Sherlock Holmes's opinion was that of the specialist, taking in the current data, running it by his years of study and carefully developed techniques, and coming up with is best diagnosis of what was occurring that troubled his client. The medical model that his unique profession was based on is fairly clear and much cited in Sherlockiana past.
Sherlock Holmes was no cookie-cutter solver of MURRR-DURRRRs. In many cases, Sherlock Holmes was a sort of "life doctor." Something weird got your life off course? Weird request from your employer? (So many weird employers in the Canon.) Go to Sherlock Holmes for his professional opinion.
Professional, because it had value. And you had to seek it out.
We've had the saying "Opinions are like [insert body part here], everybody has one" for a very, very long time. But what we didn't have until relatively recently was a constant, free-flowing tsunami of opinions, incited, amplified, and generally super-charged by a legion whose job or hobby it is to supply stimulation to the greatest number of people they can attract to their ongoing flow of opinion, reaction, or opinion-reference. Controversies flare and recede simply to supply opinion fodder. Why?
Well, the simple answer is that we are a world of faulty Sherlock Holmeses.
"My mind," he said, "rebels at stagnation. Give me problems, give me work, give me the most abstruse cryptogram, or the most intricate analysis, and I am in my own proper atmosphere. I can dispense then with artificial stimulants. But I abhor the dull routine of existence. I crave for mental exaltation. That is why I have chosen my own particular profession, or rather created it, for I am the only one in the world."
"I am the last and highest court of appeal in detection. When Gregson, or Lestrade, or Athelney Jones are out of their depths - which, by the way, is their normal state - the matter is laid before me. I examine the data, as an expert, and pronounce a specialist's opinion."
Ah, those silly Gregsons! Out there in the world, running around out of their depths.
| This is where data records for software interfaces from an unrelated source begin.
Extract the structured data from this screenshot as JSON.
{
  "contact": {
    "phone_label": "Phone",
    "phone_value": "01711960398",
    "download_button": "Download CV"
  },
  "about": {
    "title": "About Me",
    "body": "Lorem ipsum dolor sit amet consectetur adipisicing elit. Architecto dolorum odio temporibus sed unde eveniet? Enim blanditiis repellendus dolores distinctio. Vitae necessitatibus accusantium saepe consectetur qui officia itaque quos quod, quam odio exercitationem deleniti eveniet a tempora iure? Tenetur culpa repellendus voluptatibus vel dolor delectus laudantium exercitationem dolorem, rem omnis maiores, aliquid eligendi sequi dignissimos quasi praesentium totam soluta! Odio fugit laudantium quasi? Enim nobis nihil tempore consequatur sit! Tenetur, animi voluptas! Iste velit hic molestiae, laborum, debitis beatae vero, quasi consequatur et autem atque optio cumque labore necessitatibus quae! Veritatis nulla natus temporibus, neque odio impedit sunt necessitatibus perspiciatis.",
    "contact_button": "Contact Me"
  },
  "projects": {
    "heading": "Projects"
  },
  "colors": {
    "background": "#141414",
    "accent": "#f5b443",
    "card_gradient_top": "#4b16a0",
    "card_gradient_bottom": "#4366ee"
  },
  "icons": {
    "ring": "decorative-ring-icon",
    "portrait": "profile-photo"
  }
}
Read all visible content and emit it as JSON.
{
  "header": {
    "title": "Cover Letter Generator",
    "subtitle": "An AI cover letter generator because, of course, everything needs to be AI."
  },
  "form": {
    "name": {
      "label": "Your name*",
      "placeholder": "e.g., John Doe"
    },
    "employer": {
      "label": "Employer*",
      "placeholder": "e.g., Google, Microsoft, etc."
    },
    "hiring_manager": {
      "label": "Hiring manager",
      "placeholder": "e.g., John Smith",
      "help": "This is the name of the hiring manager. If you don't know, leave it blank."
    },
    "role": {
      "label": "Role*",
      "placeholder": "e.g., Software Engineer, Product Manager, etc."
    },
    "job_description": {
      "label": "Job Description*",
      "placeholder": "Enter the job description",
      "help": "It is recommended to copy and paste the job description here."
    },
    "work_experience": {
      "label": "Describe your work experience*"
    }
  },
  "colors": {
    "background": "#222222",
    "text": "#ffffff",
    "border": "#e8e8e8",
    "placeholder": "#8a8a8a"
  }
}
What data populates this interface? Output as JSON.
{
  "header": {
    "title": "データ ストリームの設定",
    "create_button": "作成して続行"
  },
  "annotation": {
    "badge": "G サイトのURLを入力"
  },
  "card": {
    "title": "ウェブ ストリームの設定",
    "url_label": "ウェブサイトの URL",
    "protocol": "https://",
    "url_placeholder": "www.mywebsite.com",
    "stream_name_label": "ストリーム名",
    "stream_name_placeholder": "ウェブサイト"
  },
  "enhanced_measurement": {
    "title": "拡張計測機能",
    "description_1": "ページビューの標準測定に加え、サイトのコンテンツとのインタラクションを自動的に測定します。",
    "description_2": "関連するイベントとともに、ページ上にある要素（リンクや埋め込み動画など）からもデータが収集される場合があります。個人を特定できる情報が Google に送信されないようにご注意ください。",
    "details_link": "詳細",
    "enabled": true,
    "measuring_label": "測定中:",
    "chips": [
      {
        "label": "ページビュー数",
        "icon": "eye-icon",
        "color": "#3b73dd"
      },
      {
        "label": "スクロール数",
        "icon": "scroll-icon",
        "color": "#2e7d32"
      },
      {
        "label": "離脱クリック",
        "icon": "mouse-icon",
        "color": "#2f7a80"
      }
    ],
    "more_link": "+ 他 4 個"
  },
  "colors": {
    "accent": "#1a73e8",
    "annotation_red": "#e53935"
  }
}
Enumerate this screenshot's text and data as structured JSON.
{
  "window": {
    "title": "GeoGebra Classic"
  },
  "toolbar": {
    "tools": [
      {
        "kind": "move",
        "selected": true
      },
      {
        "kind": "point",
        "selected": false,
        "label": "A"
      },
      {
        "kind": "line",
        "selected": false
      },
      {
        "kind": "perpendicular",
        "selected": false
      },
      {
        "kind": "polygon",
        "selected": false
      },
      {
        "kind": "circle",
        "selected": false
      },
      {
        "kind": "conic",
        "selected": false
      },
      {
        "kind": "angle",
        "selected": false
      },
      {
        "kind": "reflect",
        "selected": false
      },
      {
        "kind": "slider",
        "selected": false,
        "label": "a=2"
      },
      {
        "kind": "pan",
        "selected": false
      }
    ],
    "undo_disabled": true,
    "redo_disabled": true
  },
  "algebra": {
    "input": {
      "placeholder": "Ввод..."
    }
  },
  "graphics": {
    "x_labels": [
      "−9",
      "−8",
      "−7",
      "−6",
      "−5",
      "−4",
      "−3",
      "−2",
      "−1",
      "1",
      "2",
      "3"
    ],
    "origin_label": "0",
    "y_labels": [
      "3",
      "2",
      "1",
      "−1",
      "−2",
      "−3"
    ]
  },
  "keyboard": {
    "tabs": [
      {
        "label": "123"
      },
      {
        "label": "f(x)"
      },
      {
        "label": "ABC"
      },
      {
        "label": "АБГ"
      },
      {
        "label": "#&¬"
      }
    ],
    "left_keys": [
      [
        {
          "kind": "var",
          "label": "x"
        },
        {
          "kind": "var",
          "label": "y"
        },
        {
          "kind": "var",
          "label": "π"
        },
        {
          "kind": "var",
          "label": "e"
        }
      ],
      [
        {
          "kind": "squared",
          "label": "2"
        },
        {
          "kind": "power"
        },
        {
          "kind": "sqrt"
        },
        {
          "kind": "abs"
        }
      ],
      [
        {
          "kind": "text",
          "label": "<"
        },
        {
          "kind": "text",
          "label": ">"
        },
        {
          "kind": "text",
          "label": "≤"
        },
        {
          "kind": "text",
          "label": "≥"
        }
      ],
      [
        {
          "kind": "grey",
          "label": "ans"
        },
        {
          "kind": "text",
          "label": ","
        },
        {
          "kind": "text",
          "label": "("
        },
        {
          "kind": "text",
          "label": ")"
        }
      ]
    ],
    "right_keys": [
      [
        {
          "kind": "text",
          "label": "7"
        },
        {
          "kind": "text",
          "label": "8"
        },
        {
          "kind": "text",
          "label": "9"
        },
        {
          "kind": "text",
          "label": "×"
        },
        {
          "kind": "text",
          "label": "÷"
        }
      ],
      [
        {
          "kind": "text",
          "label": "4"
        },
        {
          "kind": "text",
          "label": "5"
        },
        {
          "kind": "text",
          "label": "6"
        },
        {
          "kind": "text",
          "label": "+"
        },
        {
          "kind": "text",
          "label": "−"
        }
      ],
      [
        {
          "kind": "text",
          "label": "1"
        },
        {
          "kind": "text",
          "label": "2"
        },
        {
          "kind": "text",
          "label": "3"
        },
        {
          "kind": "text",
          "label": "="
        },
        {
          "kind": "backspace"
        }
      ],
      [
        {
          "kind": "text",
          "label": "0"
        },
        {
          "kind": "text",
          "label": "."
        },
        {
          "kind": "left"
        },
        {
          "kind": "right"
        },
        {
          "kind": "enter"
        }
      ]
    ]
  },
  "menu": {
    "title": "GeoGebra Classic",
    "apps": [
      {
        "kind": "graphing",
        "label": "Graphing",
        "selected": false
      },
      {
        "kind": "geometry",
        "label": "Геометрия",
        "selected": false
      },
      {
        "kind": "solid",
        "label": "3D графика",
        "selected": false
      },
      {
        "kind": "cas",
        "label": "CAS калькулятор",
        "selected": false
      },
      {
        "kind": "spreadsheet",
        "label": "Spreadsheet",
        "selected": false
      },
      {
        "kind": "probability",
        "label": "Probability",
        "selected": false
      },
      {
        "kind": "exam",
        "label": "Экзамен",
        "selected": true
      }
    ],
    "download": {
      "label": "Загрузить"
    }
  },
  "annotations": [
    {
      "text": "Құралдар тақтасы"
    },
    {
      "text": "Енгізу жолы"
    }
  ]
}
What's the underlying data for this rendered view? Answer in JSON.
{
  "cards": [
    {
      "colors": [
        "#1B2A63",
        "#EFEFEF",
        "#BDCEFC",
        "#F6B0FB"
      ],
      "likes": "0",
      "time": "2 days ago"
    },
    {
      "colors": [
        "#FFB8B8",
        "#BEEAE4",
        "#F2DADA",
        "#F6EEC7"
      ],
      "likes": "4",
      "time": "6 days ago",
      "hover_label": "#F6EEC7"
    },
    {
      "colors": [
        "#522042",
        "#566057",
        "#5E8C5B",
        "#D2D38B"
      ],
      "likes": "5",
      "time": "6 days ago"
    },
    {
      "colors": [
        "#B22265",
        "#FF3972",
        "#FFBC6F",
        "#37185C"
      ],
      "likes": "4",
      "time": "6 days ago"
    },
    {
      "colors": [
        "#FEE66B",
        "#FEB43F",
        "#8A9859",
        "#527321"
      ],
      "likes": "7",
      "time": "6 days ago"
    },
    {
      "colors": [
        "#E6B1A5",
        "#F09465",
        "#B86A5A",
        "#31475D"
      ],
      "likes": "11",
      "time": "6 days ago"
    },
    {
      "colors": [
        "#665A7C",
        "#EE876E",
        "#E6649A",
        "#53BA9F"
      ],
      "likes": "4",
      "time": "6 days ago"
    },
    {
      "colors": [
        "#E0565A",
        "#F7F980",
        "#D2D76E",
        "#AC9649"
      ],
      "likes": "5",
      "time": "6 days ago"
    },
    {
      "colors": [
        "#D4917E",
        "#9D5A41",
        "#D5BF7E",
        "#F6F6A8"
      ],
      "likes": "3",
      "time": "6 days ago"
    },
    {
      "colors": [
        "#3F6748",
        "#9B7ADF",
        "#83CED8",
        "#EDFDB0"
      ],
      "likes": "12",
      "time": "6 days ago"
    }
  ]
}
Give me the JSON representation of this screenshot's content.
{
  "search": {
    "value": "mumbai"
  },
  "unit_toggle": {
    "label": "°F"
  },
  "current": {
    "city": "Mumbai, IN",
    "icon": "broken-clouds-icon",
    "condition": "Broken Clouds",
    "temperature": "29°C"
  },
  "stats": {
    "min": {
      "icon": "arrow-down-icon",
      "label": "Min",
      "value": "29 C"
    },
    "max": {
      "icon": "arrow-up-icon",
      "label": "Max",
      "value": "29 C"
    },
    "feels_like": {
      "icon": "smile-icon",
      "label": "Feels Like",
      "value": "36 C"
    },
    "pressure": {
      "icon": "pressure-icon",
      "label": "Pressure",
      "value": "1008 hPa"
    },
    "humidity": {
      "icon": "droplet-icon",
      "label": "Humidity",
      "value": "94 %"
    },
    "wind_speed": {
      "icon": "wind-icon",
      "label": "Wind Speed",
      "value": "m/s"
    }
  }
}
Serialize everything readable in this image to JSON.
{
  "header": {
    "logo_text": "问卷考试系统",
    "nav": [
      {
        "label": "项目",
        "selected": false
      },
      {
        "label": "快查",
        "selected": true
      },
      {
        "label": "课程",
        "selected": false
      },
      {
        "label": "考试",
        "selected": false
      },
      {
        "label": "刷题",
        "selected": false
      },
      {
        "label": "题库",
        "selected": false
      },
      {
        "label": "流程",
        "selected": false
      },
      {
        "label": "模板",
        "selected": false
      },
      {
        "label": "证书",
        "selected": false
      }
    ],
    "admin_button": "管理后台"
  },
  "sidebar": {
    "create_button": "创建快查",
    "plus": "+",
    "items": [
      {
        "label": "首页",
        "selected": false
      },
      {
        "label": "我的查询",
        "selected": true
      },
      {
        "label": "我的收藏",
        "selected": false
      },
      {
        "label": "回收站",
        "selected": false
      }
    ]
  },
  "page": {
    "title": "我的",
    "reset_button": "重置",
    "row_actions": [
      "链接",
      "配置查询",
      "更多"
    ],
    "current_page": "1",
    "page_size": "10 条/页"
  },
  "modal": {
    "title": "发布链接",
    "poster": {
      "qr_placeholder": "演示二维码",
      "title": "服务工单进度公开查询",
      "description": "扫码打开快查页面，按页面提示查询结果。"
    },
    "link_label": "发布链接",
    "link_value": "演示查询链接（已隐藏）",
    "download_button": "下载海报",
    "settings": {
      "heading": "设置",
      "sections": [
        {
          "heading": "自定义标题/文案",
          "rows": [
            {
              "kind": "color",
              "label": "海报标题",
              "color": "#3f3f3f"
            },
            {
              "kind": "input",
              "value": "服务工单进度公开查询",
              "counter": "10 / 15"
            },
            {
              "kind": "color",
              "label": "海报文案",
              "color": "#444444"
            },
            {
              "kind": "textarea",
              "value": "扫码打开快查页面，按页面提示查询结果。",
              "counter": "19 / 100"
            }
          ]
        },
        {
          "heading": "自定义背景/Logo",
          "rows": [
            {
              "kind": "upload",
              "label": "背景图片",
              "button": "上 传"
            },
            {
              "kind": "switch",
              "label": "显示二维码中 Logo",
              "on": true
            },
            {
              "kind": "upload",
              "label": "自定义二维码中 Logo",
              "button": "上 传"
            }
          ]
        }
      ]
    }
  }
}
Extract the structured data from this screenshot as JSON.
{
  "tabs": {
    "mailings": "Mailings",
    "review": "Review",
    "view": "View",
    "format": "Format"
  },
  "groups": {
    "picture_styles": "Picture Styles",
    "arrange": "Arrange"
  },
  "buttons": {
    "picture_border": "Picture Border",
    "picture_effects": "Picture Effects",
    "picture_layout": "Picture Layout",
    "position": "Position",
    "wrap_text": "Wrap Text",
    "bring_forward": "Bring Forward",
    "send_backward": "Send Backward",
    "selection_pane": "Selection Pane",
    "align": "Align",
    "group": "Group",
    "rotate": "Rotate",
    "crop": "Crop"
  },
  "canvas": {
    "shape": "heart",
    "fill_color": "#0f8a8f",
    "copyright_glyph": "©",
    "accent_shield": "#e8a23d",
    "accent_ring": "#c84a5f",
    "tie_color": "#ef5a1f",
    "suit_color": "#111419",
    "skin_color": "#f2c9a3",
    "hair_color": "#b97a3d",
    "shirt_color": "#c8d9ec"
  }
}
How good it is to be Sherlock Holmes, setting them straight.
Although we are not the only one in the world, and our sitting room is not 221B Baker Street . . . more like just the steps in front of the building, where we hope Gregson, or any client, really, will happen to wander along the sidewalk in front of us while we're talking about the case he is interested in.
"I am the only one in the world," Sherlock Holmes said, and indeed he was. For good reason.
So here's to Sherlock Holmes and those truly like him, and hoping their voices don't get lost in the din.
(This said as a card-carrying member of the din. Irony, it always gets you in the end.)